These days, it seems that not a week goes by that we don’t hear about Rovio branching out into other business concerns involving its extremely popular Angry Birds franchise. Just over a week ago, Rovio’s venture into jewelry making was announced, with its newly minted Mighty Eagle silver ring tossed into the limelight. Now, we have even more proof of Rovio’s extravagant ambition. The Finnish entertainment company is launching its avian projectiles onto the front sides of Russian credit cards.
Angry Birds, a popular mobile game which has been downloaded over 1 billion times is moving further away from its nest and landing on your credit cards.
The Russian commercial bank Promsvyazbank (PSB), in partnership with Internet Retail Solutions (Irsol) is set to release bank cards bearing the Angry Birds brand. Featuring the unmistakable likenesses of the feathered friends and their porcine nemeses, the special edition cards will be available beginning June 4 and will number around 100,000 only. Ivan Pyatkov, PSB’s Director of Retail Products and Technology Department, hopes that “customers will actively use this ‘plastic’ to pay for goods and services” and that initial demand will be high enough to warrant additional editions.
Said to be the first ever Russian-produced Angry Birds tie-in, the cards will carry the MasterCard seal. Each card will require an annual fee of 299 rubles for the first year and 499 rubles every year thereafter. One of the touted perks of owning an Angry Birds card is a 10 percent discount on all Angry Birds merchandise bought using the card in Rovio’s Internet store and its bricks-and-mortar resellers.
While Angry Birds merchandising invaded America long ago—they're on T-shirts, underwear and will soon have their own TV show. This, once again, falls into Rovio’s new found push to move away from a “video game only” business approach and more into a multimedia approach.
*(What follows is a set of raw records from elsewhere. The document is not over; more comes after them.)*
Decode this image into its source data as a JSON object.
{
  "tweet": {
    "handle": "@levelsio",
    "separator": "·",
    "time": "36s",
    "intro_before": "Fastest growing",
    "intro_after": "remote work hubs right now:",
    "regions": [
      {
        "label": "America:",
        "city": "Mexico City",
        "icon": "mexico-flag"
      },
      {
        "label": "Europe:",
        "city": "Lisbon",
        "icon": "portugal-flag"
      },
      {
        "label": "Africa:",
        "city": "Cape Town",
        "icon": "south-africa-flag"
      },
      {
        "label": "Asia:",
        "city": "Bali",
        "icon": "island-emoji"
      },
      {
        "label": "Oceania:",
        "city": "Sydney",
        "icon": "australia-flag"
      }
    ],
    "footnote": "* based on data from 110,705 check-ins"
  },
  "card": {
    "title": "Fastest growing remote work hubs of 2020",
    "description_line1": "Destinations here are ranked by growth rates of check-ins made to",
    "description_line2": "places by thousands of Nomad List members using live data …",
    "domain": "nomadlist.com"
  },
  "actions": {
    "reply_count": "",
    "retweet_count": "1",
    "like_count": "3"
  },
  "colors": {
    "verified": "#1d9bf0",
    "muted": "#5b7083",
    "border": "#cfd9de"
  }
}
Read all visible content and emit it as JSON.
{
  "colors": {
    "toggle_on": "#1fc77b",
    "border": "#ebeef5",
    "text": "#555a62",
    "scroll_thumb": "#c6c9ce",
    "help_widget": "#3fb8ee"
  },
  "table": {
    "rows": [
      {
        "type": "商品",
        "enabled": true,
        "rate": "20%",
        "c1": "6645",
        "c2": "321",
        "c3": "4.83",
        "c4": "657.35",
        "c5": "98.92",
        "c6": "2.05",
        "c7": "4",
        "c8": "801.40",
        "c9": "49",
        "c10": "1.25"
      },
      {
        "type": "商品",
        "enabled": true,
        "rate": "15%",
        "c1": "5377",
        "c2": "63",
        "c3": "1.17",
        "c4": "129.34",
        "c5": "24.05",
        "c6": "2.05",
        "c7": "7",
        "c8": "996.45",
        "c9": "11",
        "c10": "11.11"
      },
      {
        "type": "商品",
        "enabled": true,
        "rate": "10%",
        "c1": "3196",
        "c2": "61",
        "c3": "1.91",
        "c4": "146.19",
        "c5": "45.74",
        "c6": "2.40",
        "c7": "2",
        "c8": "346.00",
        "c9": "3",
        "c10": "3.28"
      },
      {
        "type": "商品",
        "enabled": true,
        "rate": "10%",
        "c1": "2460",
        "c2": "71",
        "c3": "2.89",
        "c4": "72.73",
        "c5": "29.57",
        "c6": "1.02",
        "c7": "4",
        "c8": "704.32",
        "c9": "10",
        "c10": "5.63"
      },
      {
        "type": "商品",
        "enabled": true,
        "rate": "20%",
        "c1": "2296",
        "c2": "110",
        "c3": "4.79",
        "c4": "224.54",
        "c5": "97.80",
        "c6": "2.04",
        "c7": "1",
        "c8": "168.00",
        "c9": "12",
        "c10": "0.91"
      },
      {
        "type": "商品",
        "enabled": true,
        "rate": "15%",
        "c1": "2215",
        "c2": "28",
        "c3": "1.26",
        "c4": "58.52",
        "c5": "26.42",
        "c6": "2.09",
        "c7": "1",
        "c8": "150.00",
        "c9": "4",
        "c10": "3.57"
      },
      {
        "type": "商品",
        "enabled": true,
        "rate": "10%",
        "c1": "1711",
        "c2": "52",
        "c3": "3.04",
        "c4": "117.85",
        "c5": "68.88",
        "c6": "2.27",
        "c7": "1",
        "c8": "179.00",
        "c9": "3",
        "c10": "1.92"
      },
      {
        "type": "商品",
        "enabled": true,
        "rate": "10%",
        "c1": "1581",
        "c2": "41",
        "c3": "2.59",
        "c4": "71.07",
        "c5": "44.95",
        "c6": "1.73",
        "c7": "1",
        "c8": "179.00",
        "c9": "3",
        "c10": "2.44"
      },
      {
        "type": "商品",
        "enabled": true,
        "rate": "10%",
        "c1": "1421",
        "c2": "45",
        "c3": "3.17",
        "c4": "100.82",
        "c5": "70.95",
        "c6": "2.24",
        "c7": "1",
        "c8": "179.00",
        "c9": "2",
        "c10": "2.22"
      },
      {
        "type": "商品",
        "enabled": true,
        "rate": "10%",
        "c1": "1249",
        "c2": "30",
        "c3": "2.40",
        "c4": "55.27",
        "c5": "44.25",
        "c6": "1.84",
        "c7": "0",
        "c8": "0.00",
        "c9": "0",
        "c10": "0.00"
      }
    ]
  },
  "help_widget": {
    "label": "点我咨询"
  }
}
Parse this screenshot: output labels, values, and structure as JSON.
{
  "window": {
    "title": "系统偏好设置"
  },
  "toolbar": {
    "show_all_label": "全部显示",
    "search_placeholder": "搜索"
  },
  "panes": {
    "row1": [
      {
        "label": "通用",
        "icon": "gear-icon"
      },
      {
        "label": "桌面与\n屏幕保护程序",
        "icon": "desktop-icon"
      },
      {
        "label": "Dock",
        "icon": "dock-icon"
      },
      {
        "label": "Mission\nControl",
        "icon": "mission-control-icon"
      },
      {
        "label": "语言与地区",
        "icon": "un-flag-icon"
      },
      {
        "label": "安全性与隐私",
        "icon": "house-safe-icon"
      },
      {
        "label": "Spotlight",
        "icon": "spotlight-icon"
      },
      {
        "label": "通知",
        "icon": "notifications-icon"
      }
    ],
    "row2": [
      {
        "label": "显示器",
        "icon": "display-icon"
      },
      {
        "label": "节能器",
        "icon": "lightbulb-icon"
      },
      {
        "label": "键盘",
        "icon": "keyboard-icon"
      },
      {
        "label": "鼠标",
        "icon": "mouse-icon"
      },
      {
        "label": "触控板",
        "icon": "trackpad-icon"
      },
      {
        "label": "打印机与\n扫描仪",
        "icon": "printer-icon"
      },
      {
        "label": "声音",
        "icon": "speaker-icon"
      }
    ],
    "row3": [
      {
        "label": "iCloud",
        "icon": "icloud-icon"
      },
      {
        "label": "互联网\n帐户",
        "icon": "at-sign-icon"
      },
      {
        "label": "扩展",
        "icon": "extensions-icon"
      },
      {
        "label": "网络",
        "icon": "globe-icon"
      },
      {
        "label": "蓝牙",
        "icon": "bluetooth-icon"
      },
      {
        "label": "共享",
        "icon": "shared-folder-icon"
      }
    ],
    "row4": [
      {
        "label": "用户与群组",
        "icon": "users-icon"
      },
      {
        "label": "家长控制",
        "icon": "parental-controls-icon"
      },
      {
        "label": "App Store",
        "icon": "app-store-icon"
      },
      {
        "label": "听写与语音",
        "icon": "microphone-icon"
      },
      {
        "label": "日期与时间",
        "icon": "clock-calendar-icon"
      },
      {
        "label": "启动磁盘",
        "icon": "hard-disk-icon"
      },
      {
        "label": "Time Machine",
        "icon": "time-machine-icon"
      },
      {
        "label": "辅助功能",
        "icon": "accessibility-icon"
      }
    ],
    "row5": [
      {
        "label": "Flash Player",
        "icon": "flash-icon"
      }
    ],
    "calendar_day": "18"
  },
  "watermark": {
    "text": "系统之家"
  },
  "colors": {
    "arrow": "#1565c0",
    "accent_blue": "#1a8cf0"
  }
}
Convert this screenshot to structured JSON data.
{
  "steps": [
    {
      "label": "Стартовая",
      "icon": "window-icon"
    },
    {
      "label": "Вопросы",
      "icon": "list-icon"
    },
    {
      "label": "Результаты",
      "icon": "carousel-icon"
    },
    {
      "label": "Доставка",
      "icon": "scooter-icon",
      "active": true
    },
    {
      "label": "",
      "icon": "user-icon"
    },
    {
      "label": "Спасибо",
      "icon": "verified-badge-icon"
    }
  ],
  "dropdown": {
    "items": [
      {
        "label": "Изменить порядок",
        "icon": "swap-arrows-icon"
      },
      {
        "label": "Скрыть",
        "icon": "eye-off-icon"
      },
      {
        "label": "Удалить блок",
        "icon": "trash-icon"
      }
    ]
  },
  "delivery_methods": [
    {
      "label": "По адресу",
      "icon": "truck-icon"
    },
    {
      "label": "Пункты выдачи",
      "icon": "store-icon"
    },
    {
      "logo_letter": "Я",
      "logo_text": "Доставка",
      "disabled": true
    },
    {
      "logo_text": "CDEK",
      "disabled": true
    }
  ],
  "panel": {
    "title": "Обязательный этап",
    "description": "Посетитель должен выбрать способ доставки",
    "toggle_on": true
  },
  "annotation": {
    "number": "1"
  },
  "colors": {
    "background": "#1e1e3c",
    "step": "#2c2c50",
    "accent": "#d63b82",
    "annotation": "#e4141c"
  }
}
They have a theme park, have acquired new studios and have a movie/cartoon in the works. They seem to really want to capitalize on the Angry Birds name and good public opinion while they still can to build a better brand.
This news follows Zynga's announcement of joining hands with American Express to create a pre-paid debit card that allows users to earn virtual Farmville dollars in exchange for real world purchases
"Our goal is to build and scale the blurring of the lines between the virtual world and the physical world” Zynga CMO Jeff Karp.
The co-branded card also serves as a way for American Express to reach out to a lower income demographic, which is less likely to take advantage of its partnerships with Delta, Starwood, and Mercedes-Benz.
Dan Schulman, the President of AmEx's Enterprise Growth Group said that this card is the "perfect way for American Express to expand its franchise to become much more of an inclusive brand."
Zynga currently has 292 million active monthly users and 22.5 million of those use Farmville alone.
It begins when users plant the "Serve Money Tree" in the game. Players get virtual rewards when they sign up for a Serve account, when the card is activated, when they transfer money from a current bank account onto the card, when they make their first five $25 purchase and of course, when they harvest their money trees.
This isn't the first time AmEx and Farmville have formed a partnership. In 2010, AmEx gave Zynga players purple cows and other goodies thorough reward programs.
American Express has created ties with other social networks as well including Facebook, Twitter and Foursquare.
Meanwhile, let’s hope the Angry Birds use their slingshots but this time not to attack the pigs but to soon land on Indian users’ credit cards.
April 22, 2013, 5:55 am UTC
April 4, 2013, 5:21 am UTC
March 29, 2013, 4:57 am UTC
March 15, 2013, 7:02 am UTC